As digital ad spend continues to hit the headlines due to accusations of fraud and the misrepresentation of conversion, it’s time redress the balance between acquiring new customers and showing your current ones a little more love.  

In 2018 Facebook1 came under fire for knowingly inflating its video metrics, in order to convince businesses that their ad spends were having more impact than they really were. And this wasn’t by a small amount. Estimates at the time were that video metrics were inflated by somewhere between 60% to 80%. 

In 2017 Google Ads2 were under the spotlight when paid ads were being placed next to extremist and hate-fuelled content, something Google says it later fixed.

In a fantastic article, The Imminent Collapse of Digital Advertising3, journalist Scott Galloway explores the murky history that surrounds the profits-over-positive-engagement mentality of Facebook, Google, YouTube and more. A further source to Oxford Biochronometrics (a leader in digital fraud) even estimates that 88% of digital ad clicks are fake, driven by AI and bot traffic that artificially increase the ROI metrics businesses are seeing. 

The rise of customer retention

In parallel to the rise of digital and AI-driven advertising technology, customer retention has also been getting smarter. 

Going back to business basics and the Ansoff Matrix4 of marketing strategy – the simplest path to increased profit is by offering existing products to existing markets: or rather… catering even more to the needs of your existing customers, rather than spending all your energy looking for new ones. 

There are very good reasons for this. 

First, you know who your current customers are: you know their names, you probably have their email address, and you know what they have bought from you before.

As eCommerce and CRM software has evolved, we’re now able to additionally see what they haven’t bought (through basket abandonment), what they weren’t interested in (through automated email flows) and what their lifetime value to your business actually is. 

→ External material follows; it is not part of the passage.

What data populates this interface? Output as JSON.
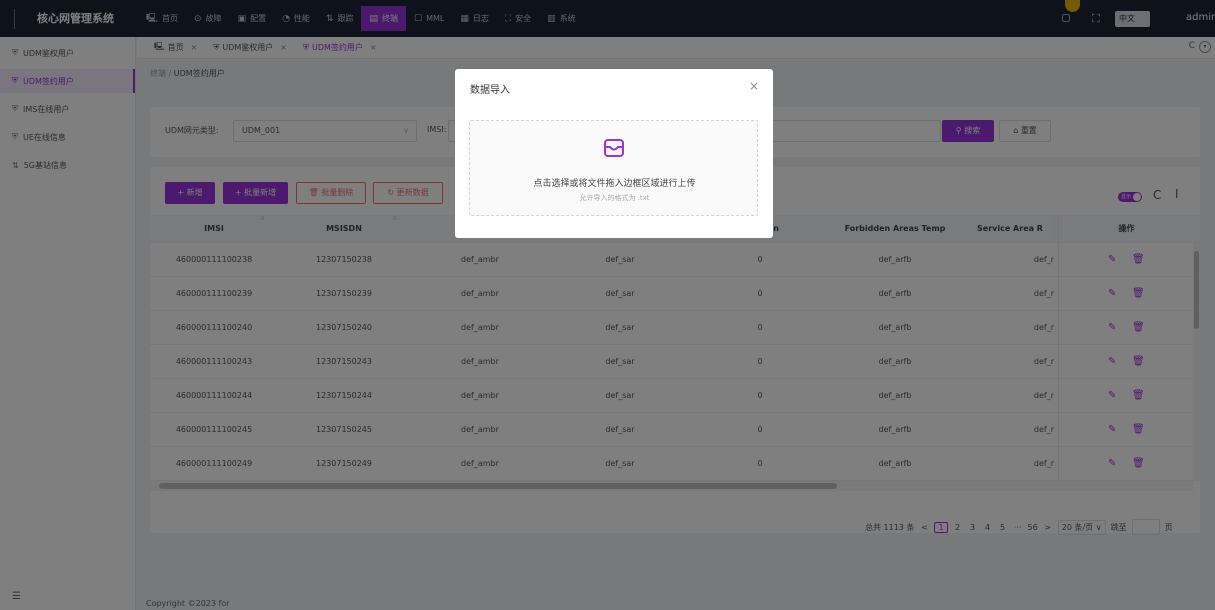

How to readdress the balance of customer retention

According to Forbes5 in February of this year, there are three reasons why historically we’ve targeted new customers, rather than making more of our existing ones: 

  1. Sales offers have historically been positioned through external advertising
  2. The maturity of lead generation technology has followed that same budget 
  3. It’s been easier to associate new revenue to sales activity, rather than retention

However, the technology of customer retention is catching up, and so the only decision you should make as a business is: ‘Just how much of your advertising budget would you like to invest, instead, on your existing customers’?

At 44 Digital, we’re focussing our time on perfecting new ways to engage with your current customers, including:

  1. Smart email and SMS campaigns and behaviour-triggered auto retargeting (Find out more in our case study
  2. Basket abandonment and customer referral strategies
  3. On-page up-sells, cross-sells, and offers
  4. Content marketing and social engagement

However, technology aside, it’s important to remember the human side of what your business is about. After all, as the great Maya Angelou said: “I’ve learned that people will forget what you said, people will forget what you did, but people will never forget how you made them feel.”